= Aim of the exercise =
State the number of lines in the following data that include the word "size", with no other text.

= Exercise inputs =
..............................

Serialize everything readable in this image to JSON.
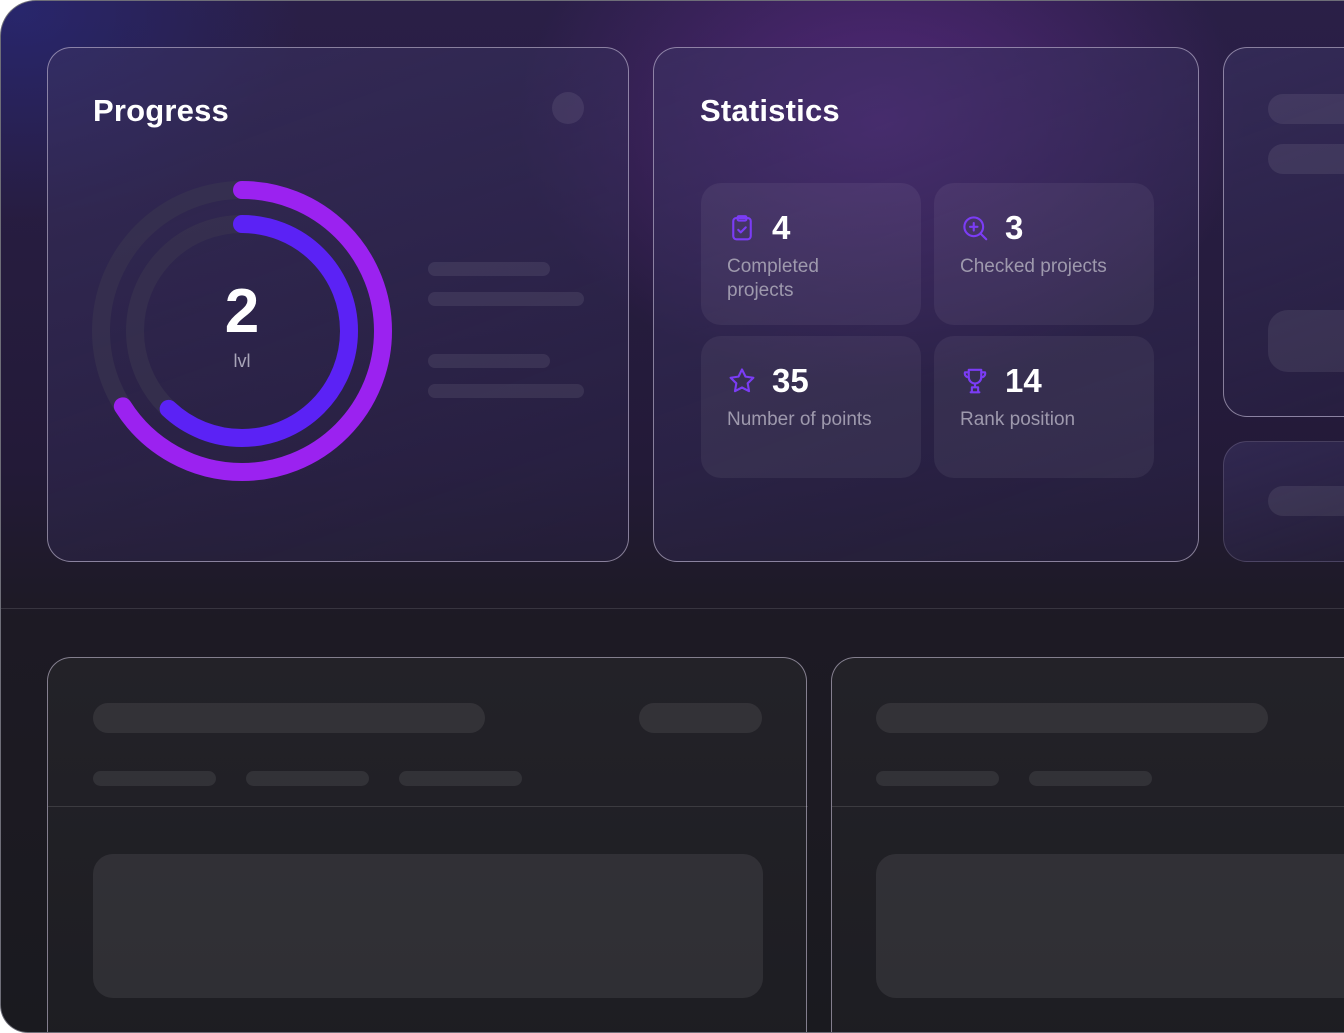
{
  "progress": {
    "title": "Progress",
    "level_value": "2",
    "level_label": "lvl",
    "outer_ring_fraction": 0.66,
    "inner_ring_fraction": 0.62,
    "colors": {
      "outer": "#9b22f0",
      "inner": "#5b22f5",
      "track": "#3a3650"
    }
  },
  "statistics": {
    "title": "Statistics",
    "tiles": [
      {
        "value": "4",
        "label": "Completed projects",
        "icon": "clipboard-check-icon"
      },
      {
        "value": "3",
        "label": "Checked projects",
        "icon": "search-plus-icon"
      },
      {
        "value": "35",
        "label": "Number of points",
        "icon": "star-icon"
      },
      {
        "value": "14",
        "label": "Rank position",
        "icon": "trophy-icon"
      }
    ],
    "icon_color": "#7b3cf5"
  }
}
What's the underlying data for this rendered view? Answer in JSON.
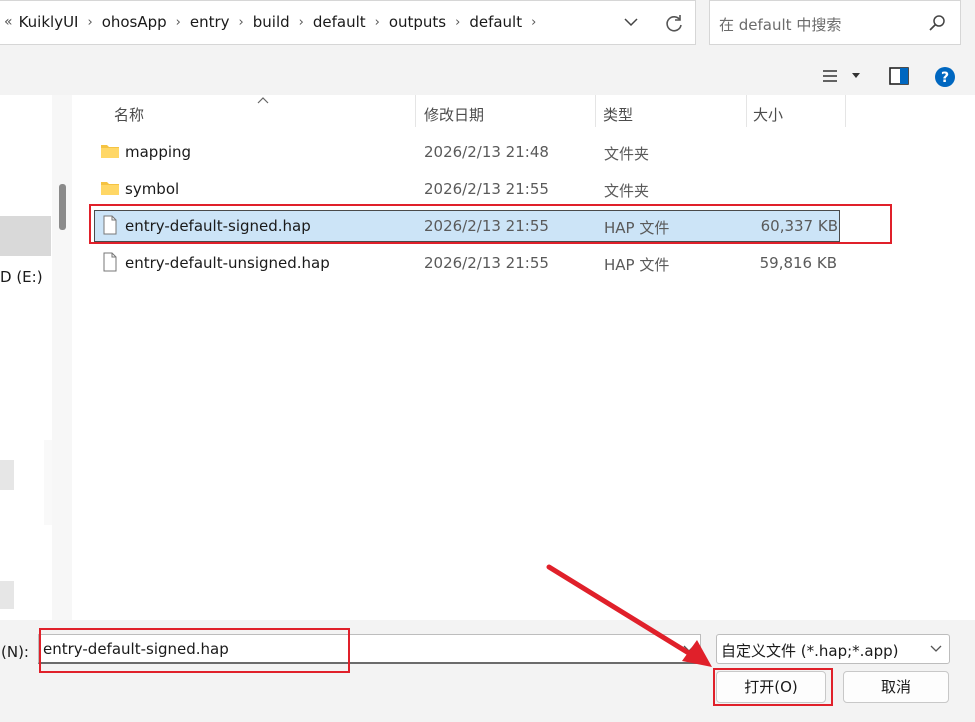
{
  "breadcrumbs": [
    "KuiklyUI",
    "ohosApp",
    "entry",
    "build",
    "default",
    "outputs",
    "default"
  ],
  "breadcrumb_overflow": "«",
  "search": {
    "placeholder": "在 default 中搜索"
  },
  "columns": {
    "name": "名称",
    "date": "修改日期",
    "type": "类型",
    "size": "大小"
  },
  "sidebar": {
    "drive_label": "D (E:)"
  },
  "files": [
    {
      "name": "mapping",
      "date": "2026/2/13 21:48",
      "type": "文件夹",
      "size": "",
      "icon": "folder-icon",
      "selected": false
    },
    {
      "name": "symbol",
      "date": "2026/2/13 21:55",
      "type": "文件夹",
      "size": "",
      "icon": "folder-icon",
      "selected": false
    },
    {
      "name": "entry-default-signed.hap",
      "date": "2026/2/13 21:55",
      "type": "HAP 文件",
      "size": "60,337 KB",
      "icon": "file-icon",
      "selected": true
    },
    {
      "name": "entry-default-unsigned.hap",
      "date": "2026/2/13 21:55",
      "type": "HAP 文件",
      "size": "59,816 KB",
      "icon": "file-icon",
      "selected": false
    }
  ],
  "footer": {
    "filename_label": "名(N):",
    "filename_value": "entry-default-signed.hap",
    "filter_value": "自定义文件 (*.hap;*.app)",
    "open_label": "打开(O)",
    "cancel_label": "取消"
  },
  "colors": {
    "selection": "#cce4f7",
    "annotation_red": "#e0202a",
    "help_blue": "#0067c0"
  }
}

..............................

= Response =
5